## Stored data
§ §

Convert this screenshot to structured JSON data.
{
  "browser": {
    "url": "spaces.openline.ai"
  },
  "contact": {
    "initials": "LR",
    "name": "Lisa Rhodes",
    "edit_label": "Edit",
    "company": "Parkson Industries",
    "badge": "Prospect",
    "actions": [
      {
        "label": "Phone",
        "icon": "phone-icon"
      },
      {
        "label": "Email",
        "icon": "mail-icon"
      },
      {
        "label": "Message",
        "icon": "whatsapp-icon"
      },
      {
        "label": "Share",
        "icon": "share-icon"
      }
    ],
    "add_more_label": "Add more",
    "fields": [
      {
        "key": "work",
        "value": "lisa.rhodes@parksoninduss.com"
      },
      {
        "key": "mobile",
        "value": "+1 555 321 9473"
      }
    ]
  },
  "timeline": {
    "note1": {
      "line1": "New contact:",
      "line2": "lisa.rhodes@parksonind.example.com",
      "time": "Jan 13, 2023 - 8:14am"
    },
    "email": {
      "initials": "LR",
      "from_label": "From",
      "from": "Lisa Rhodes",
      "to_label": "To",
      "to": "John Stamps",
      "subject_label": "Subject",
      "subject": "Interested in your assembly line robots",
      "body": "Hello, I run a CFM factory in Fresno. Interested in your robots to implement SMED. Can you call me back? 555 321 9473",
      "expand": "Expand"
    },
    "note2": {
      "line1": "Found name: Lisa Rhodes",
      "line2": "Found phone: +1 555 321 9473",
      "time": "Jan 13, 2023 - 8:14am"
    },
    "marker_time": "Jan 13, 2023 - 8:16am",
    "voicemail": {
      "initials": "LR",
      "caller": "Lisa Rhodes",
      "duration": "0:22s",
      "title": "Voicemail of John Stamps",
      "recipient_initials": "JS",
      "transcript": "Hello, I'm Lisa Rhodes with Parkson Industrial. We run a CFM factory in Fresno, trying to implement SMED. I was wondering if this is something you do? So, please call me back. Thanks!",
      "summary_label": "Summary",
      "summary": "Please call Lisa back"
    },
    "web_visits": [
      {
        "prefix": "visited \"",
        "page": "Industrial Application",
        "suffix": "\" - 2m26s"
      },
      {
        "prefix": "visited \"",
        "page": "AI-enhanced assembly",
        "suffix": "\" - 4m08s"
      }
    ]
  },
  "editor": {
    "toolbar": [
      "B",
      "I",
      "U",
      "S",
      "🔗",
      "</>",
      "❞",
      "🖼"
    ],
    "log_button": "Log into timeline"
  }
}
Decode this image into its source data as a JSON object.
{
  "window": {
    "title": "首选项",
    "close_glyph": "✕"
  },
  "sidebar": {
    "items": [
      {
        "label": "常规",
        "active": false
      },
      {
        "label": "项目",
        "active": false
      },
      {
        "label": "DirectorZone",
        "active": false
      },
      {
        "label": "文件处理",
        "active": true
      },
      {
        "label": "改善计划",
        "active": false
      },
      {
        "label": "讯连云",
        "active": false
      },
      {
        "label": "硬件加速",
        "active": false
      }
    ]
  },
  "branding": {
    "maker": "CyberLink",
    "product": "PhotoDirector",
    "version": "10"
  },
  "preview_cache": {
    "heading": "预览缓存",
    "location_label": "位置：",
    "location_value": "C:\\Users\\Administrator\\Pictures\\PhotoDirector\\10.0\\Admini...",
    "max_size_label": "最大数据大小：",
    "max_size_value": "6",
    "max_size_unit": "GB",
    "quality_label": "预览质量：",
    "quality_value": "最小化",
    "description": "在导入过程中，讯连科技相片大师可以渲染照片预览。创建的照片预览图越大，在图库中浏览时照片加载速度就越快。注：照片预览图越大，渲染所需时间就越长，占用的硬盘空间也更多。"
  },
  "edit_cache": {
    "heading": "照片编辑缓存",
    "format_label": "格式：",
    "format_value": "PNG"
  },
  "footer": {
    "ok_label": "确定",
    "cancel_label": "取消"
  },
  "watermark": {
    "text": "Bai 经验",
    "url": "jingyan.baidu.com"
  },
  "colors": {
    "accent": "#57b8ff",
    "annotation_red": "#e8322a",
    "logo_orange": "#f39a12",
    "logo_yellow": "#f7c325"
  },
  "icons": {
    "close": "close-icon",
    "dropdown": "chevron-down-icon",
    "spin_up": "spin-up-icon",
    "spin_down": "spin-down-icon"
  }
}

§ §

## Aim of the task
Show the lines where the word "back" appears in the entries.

## The completed task
      "body": "Hello, I run a CFM factory in Fresno. Interested in your robots to implement SMED. Can you call me back? 555 321 9473",
      "transcript": "Hello, I'm Lisa Rhodes with Parkson Industrial. We run a CFM factory in Fresno, trying to implement SMED. I was wondering if this is something you do? So, please call me back. Thanks!",
      "summary": "Please call Lisa back"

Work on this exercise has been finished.